[TASK ITEM] Every line of the data must be set down exactly as shown.

[RECORDS SHOWN]
Segment Open

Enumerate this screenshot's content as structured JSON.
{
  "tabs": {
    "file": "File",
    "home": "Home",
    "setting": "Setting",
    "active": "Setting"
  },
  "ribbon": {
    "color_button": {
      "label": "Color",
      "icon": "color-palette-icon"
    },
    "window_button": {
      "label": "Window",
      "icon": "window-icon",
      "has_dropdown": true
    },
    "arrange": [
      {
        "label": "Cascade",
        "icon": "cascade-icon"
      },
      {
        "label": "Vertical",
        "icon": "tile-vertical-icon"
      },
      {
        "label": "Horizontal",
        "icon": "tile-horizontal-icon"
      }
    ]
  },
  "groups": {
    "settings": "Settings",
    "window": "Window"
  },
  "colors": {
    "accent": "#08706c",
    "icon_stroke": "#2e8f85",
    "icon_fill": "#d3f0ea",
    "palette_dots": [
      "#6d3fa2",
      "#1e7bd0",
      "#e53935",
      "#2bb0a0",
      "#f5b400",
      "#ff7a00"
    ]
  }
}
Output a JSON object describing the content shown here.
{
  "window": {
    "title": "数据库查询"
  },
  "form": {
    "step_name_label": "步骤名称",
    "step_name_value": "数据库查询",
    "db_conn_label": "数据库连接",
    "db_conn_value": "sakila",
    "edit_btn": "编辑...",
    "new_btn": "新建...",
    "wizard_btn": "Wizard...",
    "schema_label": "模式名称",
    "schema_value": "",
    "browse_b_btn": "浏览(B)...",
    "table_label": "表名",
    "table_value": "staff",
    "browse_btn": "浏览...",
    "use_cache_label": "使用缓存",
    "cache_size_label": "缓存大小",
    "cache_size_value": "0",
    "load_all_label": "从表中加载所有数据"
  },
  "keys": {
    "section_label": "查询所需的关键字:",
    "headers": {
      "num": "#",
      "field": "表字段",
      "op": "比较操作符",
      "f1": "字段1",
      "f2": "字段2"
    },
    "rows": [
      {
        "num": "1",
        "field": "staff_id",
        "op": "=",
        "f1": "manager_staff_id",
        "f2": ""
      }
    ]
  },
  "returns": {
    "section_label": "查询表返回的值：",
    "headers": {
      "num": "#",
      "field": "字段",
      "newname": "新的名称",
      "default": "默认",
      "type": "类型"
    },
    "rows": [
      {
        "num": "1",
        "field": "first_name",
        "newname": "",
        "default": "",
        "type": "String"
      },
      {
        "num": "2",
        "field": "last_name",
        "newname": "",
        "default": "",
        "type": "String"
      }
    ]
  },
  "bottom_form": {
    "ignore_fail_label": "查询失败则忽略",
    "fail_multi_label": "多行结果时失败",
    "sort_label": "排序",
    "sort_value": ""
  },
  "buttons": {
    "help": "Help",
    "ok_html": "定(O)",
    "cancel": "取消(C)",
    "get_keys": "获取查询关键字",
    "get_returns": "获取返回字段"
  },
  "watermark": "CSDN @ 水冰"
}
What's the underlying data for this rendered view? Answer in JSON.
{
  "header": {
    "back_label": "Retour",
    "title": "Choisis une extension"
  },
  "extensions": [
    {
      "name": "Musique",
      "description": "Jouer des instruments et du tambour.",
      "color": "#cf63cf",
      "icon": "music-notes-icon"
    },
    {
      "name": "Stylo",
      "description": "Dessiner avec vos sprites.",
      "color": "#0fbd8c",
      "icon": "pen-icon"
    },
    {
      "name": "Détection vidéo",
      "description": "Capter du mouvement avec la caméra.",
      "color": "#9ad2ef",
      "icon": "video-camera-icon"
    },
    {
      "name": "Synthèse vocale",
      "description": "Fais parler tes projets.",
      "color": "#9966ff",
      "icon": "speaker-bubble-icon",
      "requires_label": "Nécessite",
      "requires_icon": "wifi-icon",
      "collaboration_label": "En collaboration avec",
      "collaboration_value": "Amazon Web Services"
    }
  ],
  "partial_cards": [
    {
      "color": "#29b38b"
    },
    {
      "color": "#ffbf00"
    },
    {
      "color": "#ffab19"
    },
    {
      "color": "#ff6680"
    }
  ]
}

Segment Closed

[TASK RESULT]
Enumerate this screenshot's content as structured JSON.
{
  "tabs": {
    "file": "File",
    "home": "Home",
    "setting": "Setting",
    "active": "Setting"
  },
  "ribbon": {
    "color_button": {
      "label": "Color",
      "icon": "color-palette-icon"
    },
    "window_button": {
      "label": "Window",
      "icon": "window-icon",
      "has_dropdown": true
    },
    "arrange": [
      {
        "label": "Cascade",
        "icon": "cascade-icon"
      },
      {
        "label": "Vertical",
        "icon": "tile-vertical-icon"
      },
      {
        "label": "Horizontal",
        "icon": "tile-horizontal-icon"
      }
    ]
  },
  "groups": {
    "settings": "Settings",
    "window": "Window"
  },
  "colors": {
    "accent": "#08706c",
    "icon_stroke": "#2e8f85",
    "icon_fill": "#d3f0ea",
    "palette_dots": [
      "#6d3fa2",
      "#1e7bd0",
      "#e53935",
      "#2bb0a0",
      "#f5b400",
      "#ff7a00"
    ]
  }
}
Output a JSON object describing the content shown here.
{
  "window": {
    "title": "数据库查询"
  },
  "form": {
    "step_name_label": "步骤名称",
    "step_name_value": "数据库查询",
    "db_conn_label": "数据库连接",
    "db_conn_value": "sakila",
    "edit_btn": "编辑...",
    "new_btn": "新建...",
    "wizard_btn": "Wizard...",
    "schema_label": "模式名称",
    "schema_value": "",
    "browse_b_btn": "浏览(B)...",
    "table_label": "表名",
    "table_value": "staff",
    "browse_btn": "浏览...",
    "use_cache_label": "使用缓存",
    "cache_size_label": "缓存大小",
    "cache_size_value": "0",
    "load_all_label": "从表中加载所有数据"
  },
  "keys": {
    "section_label": "查询所需的关键字:",
    "headers": {
      "num": "#",
      "field": "表字段",
      "op": "比较操作符",
      "f1": "字段1",
      "f2": "字段2"
    },
    "rows": [
      {
        "num": "1",
        "field": "staff_id",
        "op": "=",
        "f1": "manager_staff_id",
        "f2": ""
      }
    ]
  },
  "returns": {
    "section_label": "查询表返回的值：",
    "headers": {
      "num": "#",
      "field": "字段",
      "newname": "新的名称",
      "default": "默认",
      "type": "类型"
    },
    "rows": [
      {
        "num": "1",
        "field": "first_name",
        "newname": "",
        "default": "",
        "type": "String"
      },
      {
        "num": "2",
        "field": "last_name",
        "newname": "",
        "default": "",
        "type": "String"
      }
    ]
  },
  "bottom_form": {
    "ignore_fail_label": "查询失败则忽略",
    "fail_multi_label": "多行结果时失败",
    "sort_label": "排序",
    "sort_value": ""
  },
  "buttons": {
    "help": "Help",
    "ok_html": "定(O)",
    "cancel": "取消(C)",
    "get_keys": "获取查询关键字",
    "get_returns": "获取返回字段"
  },
  "watermark": "CSDN @ 水冰"
}
What's the underlying data for this rendered view? Answer in JSON.
{
  "header": {
    "back_label": "Retour",
    "title": "Choisis une extension"
  },
  "extensions": [
    {
      "name": "Musique",
      "description": "Jouer des instruments et du tambour.",
      "color": "#cf63cf",
      "icon": "music-notes-icon"
    },
    {
      "name": "Stylo",
      "description": "Dessiner avec vos sprites.",
      "color": "#0fbd8c",
      "icon": "pen-icon"
    },
    {
      "name": "Détection vidéo",
      "description": "Capter du mouvement avec la caméra.",
      "color": "#9ad2ef",
      "icon": "video-camera-icon"
    },
    {
      "name": "Synthèse vocale",
      "description": "Fais parler tes projets.",
      "color": "#9966ff",
      "icon": "speaker-bubble-icon",
      "requires_label": "Nécessite",
      "requires_icon": "wifi-icon",
      "collaboration_label": "En collaboration avec",
      "collaboration_value": "Amazon Web Services"
    }
  ],
  "partial_cards": [
    {
      "color": "#29b38b"
    },
    {
      "color": "#ffbf00"
    },
    {
      "color": "#ffab19"
    },
    {
      "color": "#ff6680"
    }
  ]
}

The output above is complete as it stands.